Tag Archives: installation

Instagram IRL

Real Life InstagramBrazilian Street Artist InstagramInstagram Art ProjectBrazilian artist Bruno Ribeiro has been creating and placing actual Instagram-style filters in popular London spots since September 2013. The project is ongoing – see the latest ones on the Real Life Instagram Tumblr.

Carnovsky X Missoni

Carnovsky ZigzaggingMissoni Zigzagging InstallationCarnovsky MissoniWoahh! For Milan Design Week, Carnovsky worked with Missoni on this amazing installation, inspired by the brand’s signature zigzag pattern.

Selfridges Johnnie Walker Window

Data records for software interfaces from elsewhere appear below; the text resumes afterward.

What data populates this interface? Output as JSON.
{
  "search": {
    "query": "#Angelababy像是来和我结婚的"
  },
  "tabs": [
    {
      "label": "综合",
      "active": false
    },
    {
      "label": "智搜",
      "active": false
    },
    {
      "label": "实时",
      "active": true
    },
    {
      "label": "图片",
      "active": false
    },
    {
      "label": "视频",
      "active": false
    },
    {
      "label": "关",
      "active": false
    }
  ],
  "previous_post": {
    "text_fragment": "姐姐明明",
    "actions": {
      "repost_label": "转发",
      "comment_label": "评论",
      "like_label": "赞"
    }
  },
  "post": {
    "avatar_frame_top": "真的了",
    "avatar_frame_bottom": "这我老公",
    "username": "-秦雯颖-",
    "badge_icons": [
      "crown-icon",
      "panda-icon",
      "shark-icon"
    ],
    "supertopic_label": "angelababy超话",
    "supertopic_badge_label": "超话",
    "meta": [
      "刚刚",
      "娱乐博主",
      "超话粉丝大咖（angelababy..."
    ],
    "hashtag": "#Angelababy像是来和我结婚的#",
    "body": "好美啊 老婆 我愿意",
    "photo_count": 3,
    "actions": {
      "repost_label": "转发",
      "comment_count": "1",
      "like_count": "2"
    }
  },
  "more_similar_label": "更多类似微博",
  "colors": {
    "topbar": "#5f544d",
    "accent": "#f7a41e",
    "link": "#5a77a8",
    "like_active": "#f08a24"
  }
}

Creative agency LOVE has worked with department store Selfridges on a window installation in the flagship Oxford Street store. The window display brings the Johnnie Walker ‘Where Flavour is King’ campaign to life and was created by set production company, Millington Associates. As much as I want to see it, Oxford Street during December is very much on my ‘avoid at all costs’ list. However, if you do end up squashed in the Christmas season rush, you should go check it out.

Or you could just watch the video below…

Just Like Honey

These artists have used sweet treats as the basis for their art works, and I don’t just mean inspiration! Some are actually made of sugar and toffee… 
Skye Kelly has chosen the unique medium of toffee for her sculptures, which look incredible. The form of the pieces somehow embody fragility and strength, and the resulting colour gradient is really appealing to me. At its most concentrated, the toffee appears treacle black, but fades to a beautiful translucent gold at the finest tips. This is one art installation which, quite literally, looks good enough to eat.

Canadian artist, Shelley Miller, creates tiled murals made out of icing sugar and edible blue paint. The subjects of these murals are often topical and relate to the sugar trade and the shipping industry. Because of the materials that Miller uses, the murals are only temporary. The above images show that her 2009 piece – ‘Cargo’ – has degenerated due to rain in Montreal, but in poorer countries Miller’s work has been gradually eaten by hungry children.

The melted ice cream truck is a sculpture titled ‘Hot With The Chance of Late Storm’, and is by The Glue Society. Appropriately, this featured at the 2006 Sculpture By The Sea, in Sydney. I can’t help but think that if this piece were to appear on an English beach, it might look a bit sad – less ‘melted’, more ‘dissolved and washed away’…

Rainy Days (And Nights)

Yesterday evening I got caught in the rain on the way home. I’m beginning to feel a sharp chill in the air and I think our Indian summer might have finally come to an end. ‘Tis the season for a brolly…I love this film noir-esque editorial, photographed by Benjamin Alexander Huseby for The Gentlewoman magazine.

Not so long ago, I wrote about a beautiful kinetic rain sculpture in Singapore’s Changi airport. What I failed to realise, is that Bruce Munro has created some similarly amazing rain-inspired installations a little closer to home. The one featured above was in Salisbury Cathedral and is called ‘Light Shower‘.

This upcoming installation at Barbican sounds really exciting, and so much fun. Called ‘Rain Room‘, it is exactly that – a room full of rain. However, what makes ‘Rain Room’ amazing is that you can walk through it without getting wet! The installation senses your movement, which means you control where the rain falls. The commission runs from October 4th 2012 until March 3rd 2013, and is the brainchild of contemporary ­art studio, rAndom International. The image below shows a previous installation by rAndom International, which is in a similar vein.  ‘You Fade To Light‘ is an interactive installation that translates its viewer’s mirror image into light. Like ‘Rain Room’, it is stimulated into activity by the movement of the participant.

PRISM by Keiichi Matsuda

The 2012 London Design Festival sees Veuve Clicquot team up with Keiichi Matsuda and The Victoria & Albert Museum to present ‘PRISM’, a digital art installation which is displayed in a part of the V&A that visitors have never had the chance to visit before. I managed to get tickets for the very last day of the tour, so I’m looking forward to seeing Matsuda’s piece. ‘PRISM’ uses data from UCL CASA’s CityDashboard and other open data sources, to visualise London on the sculptures many facets. The above images are both digital renderings of the piece, but now it’s complete some photographs of the sculpture have began to surface.

Dead Disco

Distorted disco balls form the installation ‘Quelle Fête’ by art collective Rotganzen. The Rotterdam-based group consists of Dutch artists Robin Stam, Joeri Horstink and Mark van Wijk. This piece is both absurd and beautiful, and it embodies the ultimate party detritus. Remember how, if you had a birthday party with balloons, the balloons would later go all gross and flaccid, with bits of dust sticking to them? Eventually you’d get tired of seeing them, and you’d pop the balloons and throw them away. These floppy mirror balls are like a glamourous, grown-up version of that – they’re kind of sad and deflated, but they retain a comedy element which makes the whole installation so playful and fun.